A Presbyterian-Westminster merger would be the latest in a string of recent nonprofit affiliations, which have ramped up in response to a variety of factors.
These factors include pressures such as workforce challenges and the need to compete with fast-growing for-profit providers. But nonprofits are also positioning themselves to seize on opportunities. They aim to make investments in technology to better serve the coming wave of baby boomers, and to gain the scale and sophistication to partner with health care providers and payers.
“The way I characterize it is, in the last 18 months, there’s been an accelerating trend of strong organizations talking to each other for strategic reasons,” Townsley said. This is different than in the past, when nonprofit affiliations typically arose from struggling organizations looking to align with stronger businesses.

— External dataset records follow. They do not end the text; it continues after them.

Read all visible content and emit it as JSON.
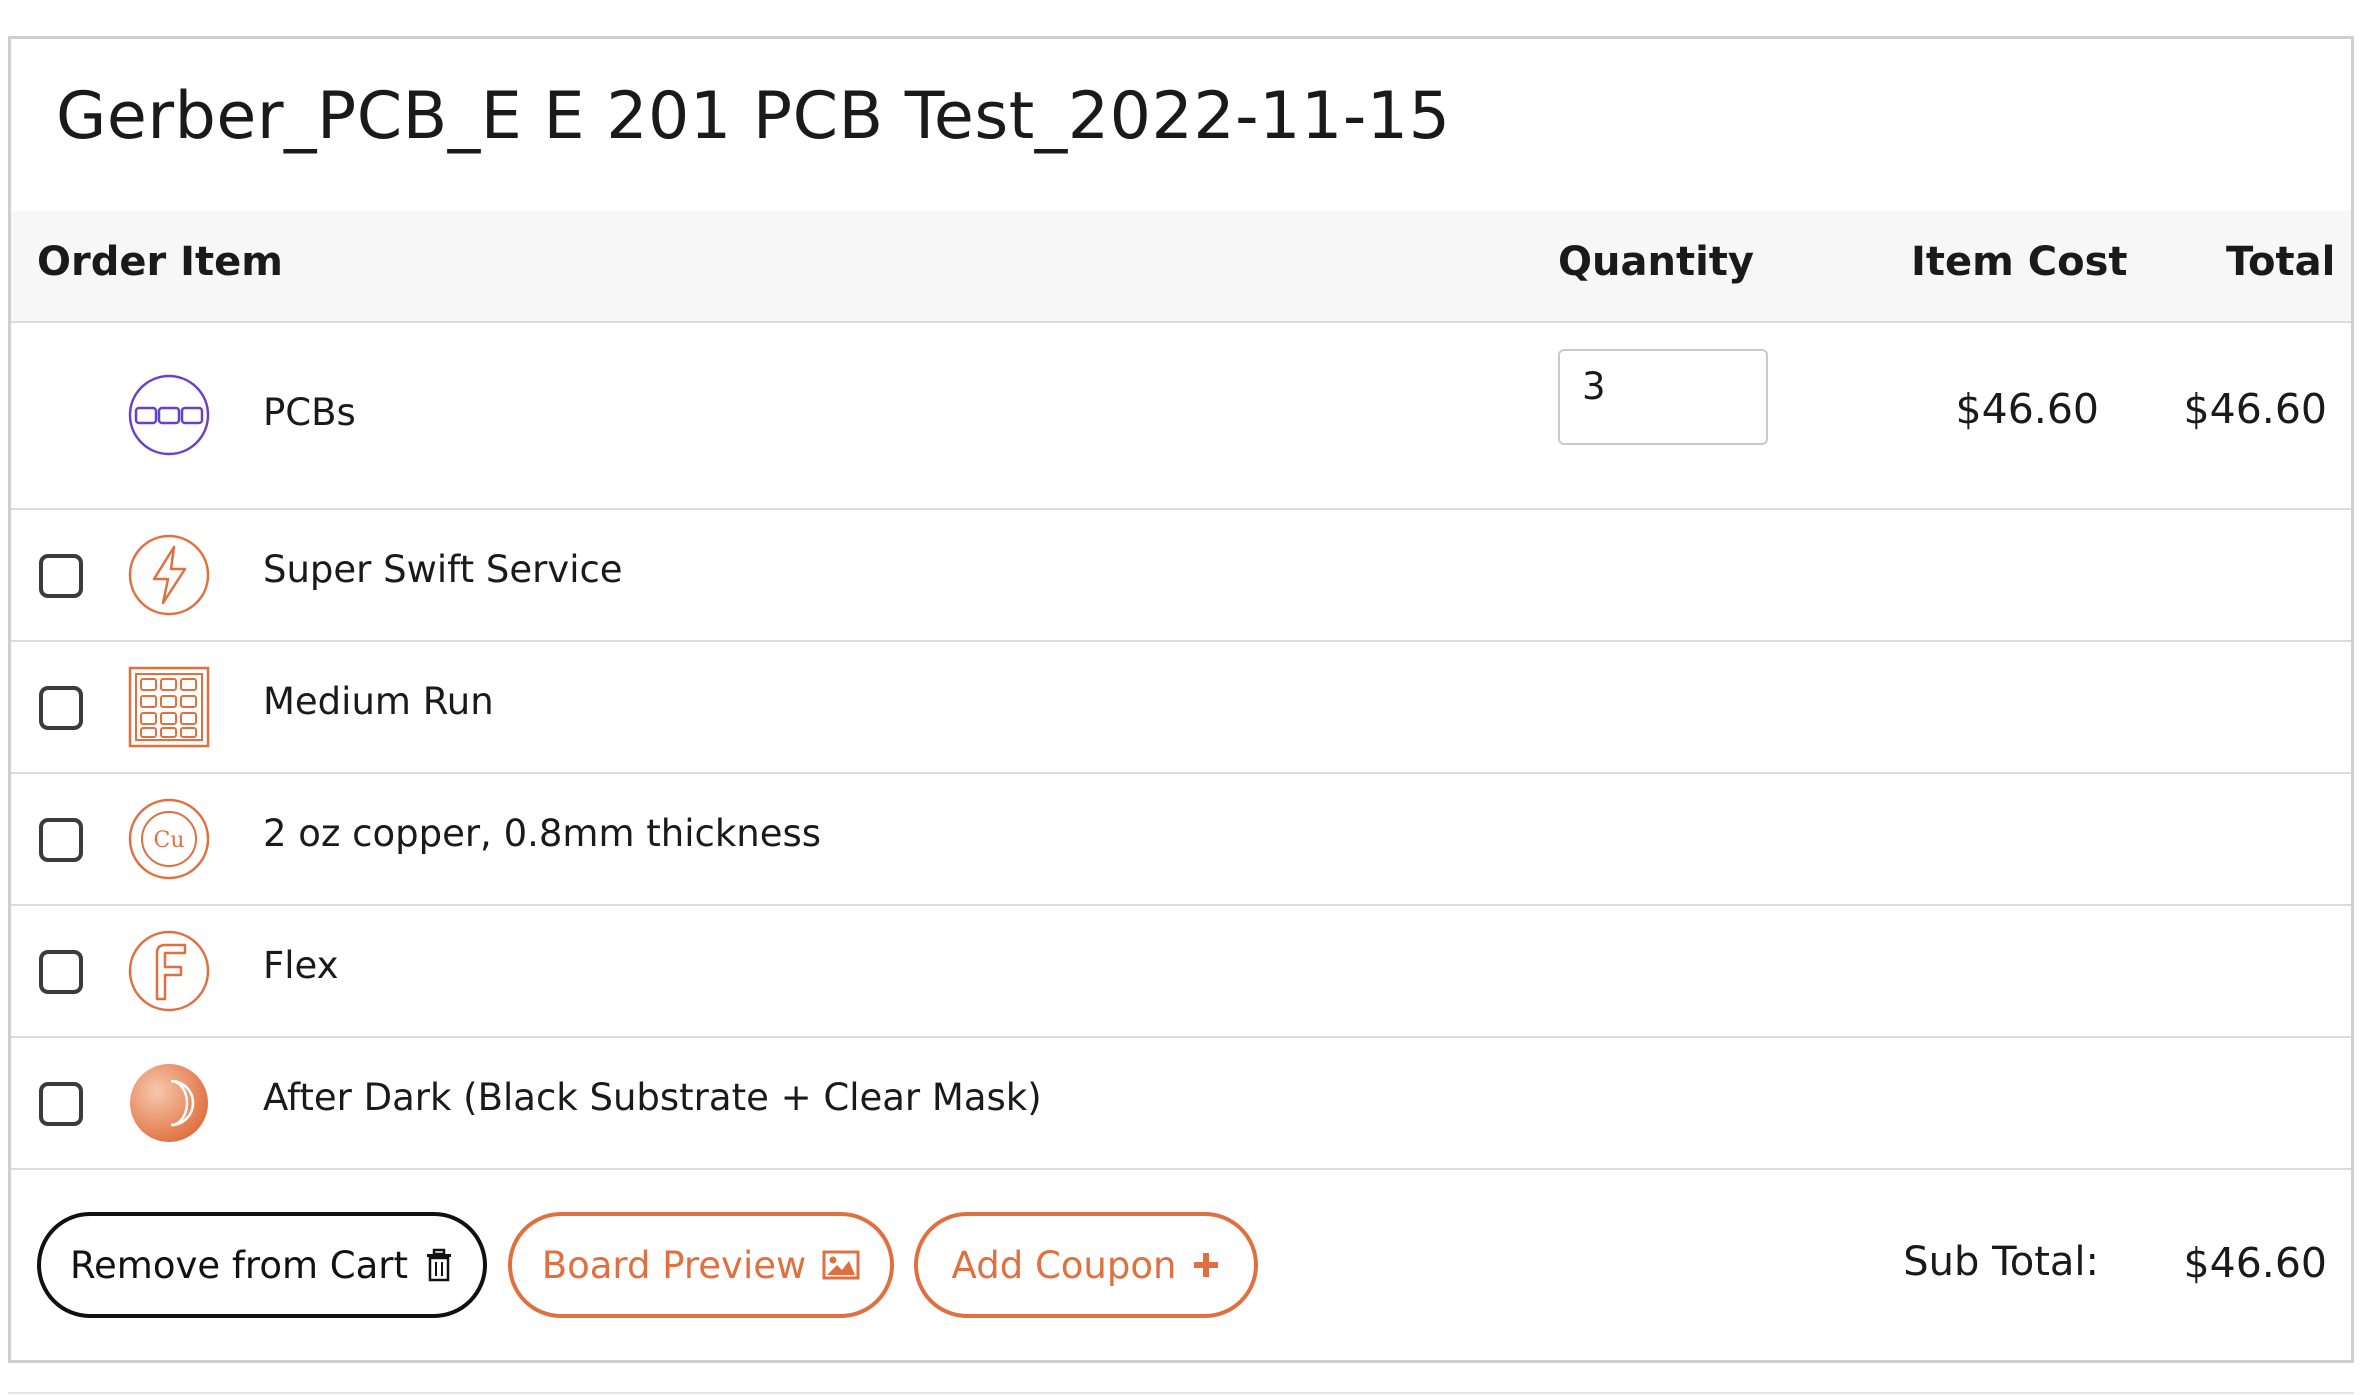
{
  "cart": {
    "title": "Gerber_PCB_E E 201 PCB Test_2022-11-15",
    "headers": {
      "order_item": "Order Item",
      "quantity": "Quantity",
      "item_cost": "Item Cost",
      "total": "Total"
    },
    "main_item": {
      "label": "PCBs",
      "icon": "pcb-icon",
      "quantity": "3",
      "item_cost": "$46.60",
      "total": "$46.60"
    },
    "options": [
      {
        "label": "Super Swift Service",
        "icon": "lightning-icon",
        "checked": false
      },
      {
        "label": "Medium Run",
        "icon": "grid-panel-icon",
        "checked": false
      },
      {
        "label": "2 oz copper, 0.8mm thickness",
        "icon": "copper-icon",
        "icon_text": "Cu",
        "checked": false
      },
      {
        "label": "Flex",
        "icon": "flex-icon",
        "checked": false
      },
      {
        "label": "After Dark (Black Substrate + Clear Mask)",
        "icon": "moon-icon",
        "checked": false
      }
    ],
    "buttons": {
      "remove": "Remove from Cart",
      "preview": "Board Preview",
      "coupon": "Add Coupon"
    },
    "subtotal_label": "Sub Total:",
    "subtotal_value": "$46.60",
    "colors": {
      "accent": "#e0703f",
      "purple": "#6a3fc9",
      "border": "#cfcfcf",
      "header_bg": "#f7f7f7"
    }
  }
}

Presbyterian and Westminster in particular are intent on investing in and formalizing their efforts at innovation, Townsley said.